You ran the 10,000 meters at the 1972 Olympics in Munich. Talk about the terrorist attack. There was a high-rise building between where we stayed and where the hostages were taken. We didn’t know what was going on. A group of five of us went on a run the next morning and normally there was nobody at the gate to get out. One time, the guard was actually asleep, but that morning we saw this big crowd on the other side. We made it through the gate and walked out and all these reporters and they were slamming us with questions. “What did you see? … Did you hear any shots?” And we didn’t know a thing. They told us what happened. We had a series of days where there was very little information. Part of it was on purpose, part of it was because no one knew.
I realized that even on the days when I was really exhausted from the workout, I felt better than I had ever felt, and I wanted to keep that.
Galloway, on falling in love with running at age 13
When did you fall in love with running? I was a lazy kid and quite overweight, and I didn’t want to exercise. At 13, it was required for all boys to go out for athletics, and I fell into a group of kids who were runners because they were funny. I really wasn’t interested in running, I just wanted to hang out with my friends. After a few days, I realized that even on the days when I was really exhausted from the workout, I felt better than I had ever felt, and I wanted to keep that.

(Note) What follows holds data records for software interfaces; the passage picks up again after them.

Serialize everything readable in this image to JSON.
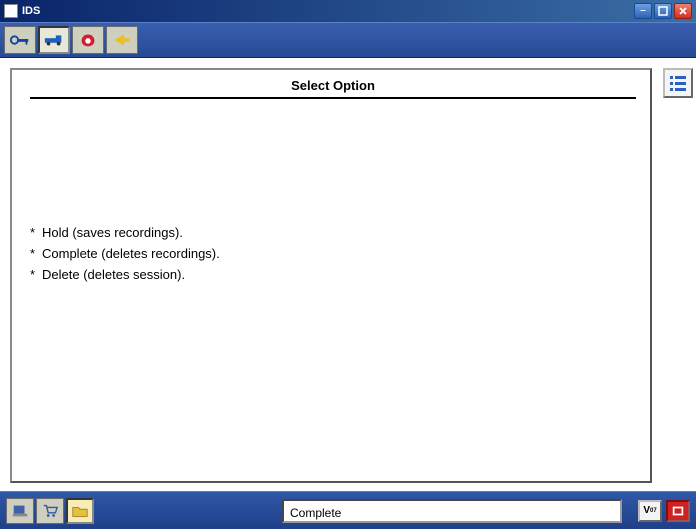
{
  "window": {
    "title": "IDS"
  },
  "panel": {
    "heading": "Select Option",
    "options": [
      "Hold (saves recordings).",
      "Complete (deletes recordings).",
      "Delete (deletes session)."
    ]
  },
  "status": {
    "text": "Complete"
  },
  "icons": {
    "toolbar": [
      "key-icon",
      "vehicle-icon",
      "diagnostic-icon",
      "back-arrow-icon"
    ],
    "side": [
      "list-menu-icon"
    ],
    "bottom_left": [
      "system-icon",
      "cart-icon",
      "folder-open-icon"
    ],
    "bottom_right_label": "V",
    "bottom_right_sub": "07"
  },
  "colors": {
    "titlebar_start": "#0a246a",
    "titlebar_end": "#3a6ea5",
    "toolbar_bg": "#274a95",
    "accent_blue": "#2a63b8",
    "close_red": "#d03020"
  }
}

I fell in love from the beginning.
What is your most embarrassing running story? I taught school for one year after the Olympics. I would have to get up at 4 o’clock in the morning to get in my 10 miles. It was always dark even when I finished. Well, one morning, I get out about two miles and I had to go to the bathroom. There was not a bathroom anywhere around. I kept looking for bushes; it was a very nice suburban neighborhood. Super houses. Finally, I found this perfect place; it was a magnolia tree. I get back on the road and not a half a mile later down the road this police car came up to me with flashing lights. He says, “Get your hands on the car.” I asked what was wrong. “We have reports of a prowler back a ways here.” I said, “Was it the house where the big magnolia tree is?” He said yes. I told him, including the details. All he could to keep from bursting out laughing.
Saturday-Sunday, Will Rogers Memorial Center
Saturday: 5K, youth 5K, 10K
Sunday: Half marathon, marathon, ultra marathon